— AIM OF THE EXERCISE —
Search the entries below for "JSON". Report each line where it occurs.

— DATA —
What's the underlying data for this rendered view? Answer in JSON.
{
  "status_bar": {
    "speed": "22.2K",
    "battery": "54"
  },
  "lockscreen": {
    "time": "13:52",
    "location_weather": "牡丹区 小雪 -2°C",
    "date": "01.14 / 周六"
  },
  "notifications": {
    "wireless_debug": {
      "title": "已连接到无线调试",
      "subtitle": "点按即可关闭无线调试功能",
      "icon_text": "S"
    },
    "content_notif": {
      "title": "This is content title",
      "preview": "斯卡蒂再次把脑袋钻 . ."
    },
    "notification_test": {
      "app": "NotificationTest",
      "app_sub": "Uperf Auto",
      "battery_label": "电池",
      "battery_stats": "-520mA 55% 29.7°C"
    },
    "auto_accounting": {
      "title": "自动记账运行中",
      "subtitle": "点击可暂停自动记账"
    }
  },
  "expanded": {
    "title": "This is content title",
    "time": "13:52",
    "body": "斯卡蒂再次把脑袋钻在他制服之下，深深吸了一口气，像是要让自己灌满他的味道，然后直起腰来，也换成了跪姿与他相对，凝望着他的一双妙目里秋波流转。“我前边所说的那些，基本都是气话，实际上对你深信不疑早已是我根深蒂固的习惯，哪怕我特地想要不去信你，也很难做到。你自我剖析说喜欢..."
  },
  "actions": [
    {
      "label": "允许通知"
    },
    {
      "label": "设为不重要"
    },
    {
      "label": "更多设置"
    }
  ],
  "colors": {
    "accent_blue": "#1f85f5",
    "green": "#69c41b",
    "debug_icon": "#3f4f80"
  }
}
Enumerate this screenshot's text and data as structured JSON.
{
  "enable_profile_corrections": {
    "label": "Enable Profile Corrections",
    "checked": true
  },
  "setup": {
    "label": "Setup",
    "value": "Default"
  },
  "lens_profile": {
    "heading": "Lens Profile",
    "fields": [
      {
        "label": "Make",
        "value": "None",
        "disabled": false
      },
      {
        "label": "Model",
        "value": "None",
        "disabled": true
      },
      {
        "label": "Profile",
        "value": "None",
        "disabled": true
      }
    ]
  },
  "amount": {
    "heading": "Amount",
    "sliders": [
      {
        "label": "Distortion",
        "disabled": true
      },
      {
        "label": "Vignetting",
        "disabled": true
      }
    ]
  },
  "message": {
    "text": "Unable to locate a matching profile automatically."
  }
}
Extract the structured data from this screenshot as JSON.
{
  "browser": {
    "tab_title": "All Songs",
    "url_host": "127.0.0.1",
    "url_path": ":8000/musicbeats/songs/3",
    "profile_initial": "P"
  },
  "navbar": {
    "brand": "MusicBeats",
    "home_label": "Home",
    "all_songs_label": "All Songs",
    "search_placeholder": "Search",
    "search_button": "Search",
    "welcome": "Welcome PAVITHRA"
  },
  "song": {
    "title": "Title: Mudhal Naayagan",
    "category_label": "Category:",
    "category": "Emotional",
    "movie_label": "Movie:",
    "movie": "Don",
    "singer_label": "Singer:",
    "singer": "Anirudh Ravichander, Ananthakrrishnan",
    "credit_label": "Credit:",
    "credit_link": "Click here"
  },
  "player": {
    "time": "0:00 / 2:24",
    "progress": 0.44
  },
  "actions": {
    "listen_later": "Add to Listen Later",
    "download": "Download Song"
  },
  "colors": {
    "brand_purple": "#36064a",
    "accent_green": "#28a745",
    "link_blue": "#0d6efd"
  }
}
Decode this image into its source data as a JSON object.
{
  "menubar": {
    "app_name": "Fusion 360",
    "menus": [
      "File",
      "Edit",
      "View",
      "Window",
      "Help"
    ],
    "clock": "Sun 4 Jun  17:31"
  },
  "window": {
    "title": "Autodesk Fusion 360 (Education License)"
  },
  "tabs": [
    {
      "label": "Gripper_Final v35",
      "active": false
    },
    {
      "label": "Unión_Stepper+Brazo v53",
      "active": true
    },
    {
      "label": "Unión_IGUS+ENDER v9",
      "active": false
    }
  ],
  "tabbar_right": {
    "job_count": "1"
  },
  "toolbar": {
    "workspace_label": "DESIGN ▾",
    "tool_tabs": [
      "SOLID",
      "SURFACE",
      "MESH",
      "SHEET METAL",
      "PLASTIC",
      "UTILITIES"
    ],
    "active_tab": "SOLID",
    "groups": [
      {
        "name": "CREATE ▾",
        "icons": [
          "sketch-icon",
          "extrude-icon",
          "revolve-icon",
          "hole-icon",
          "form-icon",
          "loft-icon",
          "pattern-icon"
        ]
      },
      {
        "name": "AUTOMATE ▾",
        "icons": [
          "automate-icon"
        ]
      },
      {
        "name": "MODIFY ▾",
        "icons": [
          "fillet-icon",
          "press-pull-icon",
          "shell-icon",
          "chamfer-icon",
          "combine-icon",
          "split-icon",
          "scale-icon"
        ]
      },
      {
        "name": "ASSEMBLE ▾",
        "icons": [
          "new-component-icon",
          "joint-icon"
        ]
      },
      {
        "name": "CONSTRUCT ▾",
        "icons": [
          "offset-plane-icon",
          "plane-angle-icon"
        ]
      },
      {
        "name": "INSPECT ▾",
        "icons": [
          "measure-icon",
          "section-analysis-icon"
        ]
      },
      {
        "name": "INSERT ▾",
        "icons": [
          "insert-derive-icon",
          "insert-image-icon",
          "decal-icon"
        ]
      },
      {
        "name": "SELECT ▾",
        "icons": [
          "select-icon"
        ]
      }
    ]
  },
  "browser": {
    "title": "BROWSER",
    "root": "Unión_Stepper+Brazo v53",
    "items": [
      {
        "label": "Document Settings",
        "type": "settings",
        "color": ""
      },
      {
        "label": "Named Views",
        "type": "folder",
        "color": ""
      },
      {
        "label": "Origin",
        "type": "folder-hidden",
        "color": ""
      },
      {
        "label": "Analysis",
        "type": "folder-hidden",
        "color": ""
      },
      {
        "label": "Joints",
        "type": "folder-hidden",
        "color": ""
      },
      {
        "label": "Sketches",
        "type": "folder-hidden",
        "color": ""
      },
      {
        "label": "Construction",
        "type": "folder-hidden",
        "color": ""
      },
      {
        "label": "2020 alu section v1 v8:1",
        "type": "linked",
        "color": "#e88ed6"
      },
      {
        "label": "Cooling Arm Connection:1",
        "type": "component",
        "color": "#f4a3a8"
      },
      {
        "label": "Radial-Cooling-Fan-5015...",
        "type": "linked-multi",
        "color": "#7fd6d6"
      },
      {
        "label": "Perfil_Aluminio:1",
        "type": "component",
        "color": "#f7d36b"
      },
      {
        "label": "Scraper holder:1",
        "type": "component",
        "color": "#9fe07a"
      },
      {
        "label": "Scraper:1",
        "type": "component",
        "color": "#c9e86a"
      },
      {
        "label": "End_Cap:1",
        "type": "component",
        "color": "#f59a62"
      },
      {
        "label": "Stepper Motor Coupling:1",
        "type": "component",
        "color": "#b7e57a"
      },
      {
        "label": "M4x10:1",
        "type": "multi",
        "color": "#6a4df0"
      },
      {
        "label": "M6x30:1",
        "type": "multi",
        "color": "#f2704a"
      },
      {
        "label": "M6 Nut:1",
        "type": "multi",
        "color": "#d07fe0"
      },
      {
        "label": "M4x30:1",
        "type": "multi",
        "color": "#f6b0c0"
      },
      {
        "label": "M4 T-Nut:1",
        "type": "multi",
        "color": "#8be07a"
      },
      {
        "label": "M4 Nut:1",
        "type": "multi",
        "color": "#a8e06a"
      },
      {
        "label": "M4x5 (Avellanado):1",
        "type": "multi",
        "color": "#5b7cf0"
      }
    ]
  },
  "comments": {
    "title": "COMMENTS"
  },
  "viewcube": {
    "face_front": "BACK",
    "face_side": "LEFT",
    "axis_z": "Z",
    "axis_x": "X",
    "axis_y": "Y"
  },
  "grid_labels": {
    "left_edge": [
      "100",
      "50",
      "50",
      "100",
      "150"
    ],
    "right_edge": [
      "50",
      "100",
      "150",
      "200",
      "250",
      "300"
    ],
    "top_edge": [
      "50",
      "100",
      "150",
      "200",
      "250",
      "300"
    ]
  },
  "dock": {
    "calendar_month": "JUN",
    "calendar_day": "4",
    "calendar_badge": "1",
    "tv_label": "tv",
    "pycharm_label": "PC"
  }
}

— TASK SOLUTION —
What's the underlying data for this rendered view? Answer in JSON.
Enumerate this screenshot's text and data as structured JSON.
Extract the structured data from this screenshot as JSON.
Decode this image into its source data as a JSON object.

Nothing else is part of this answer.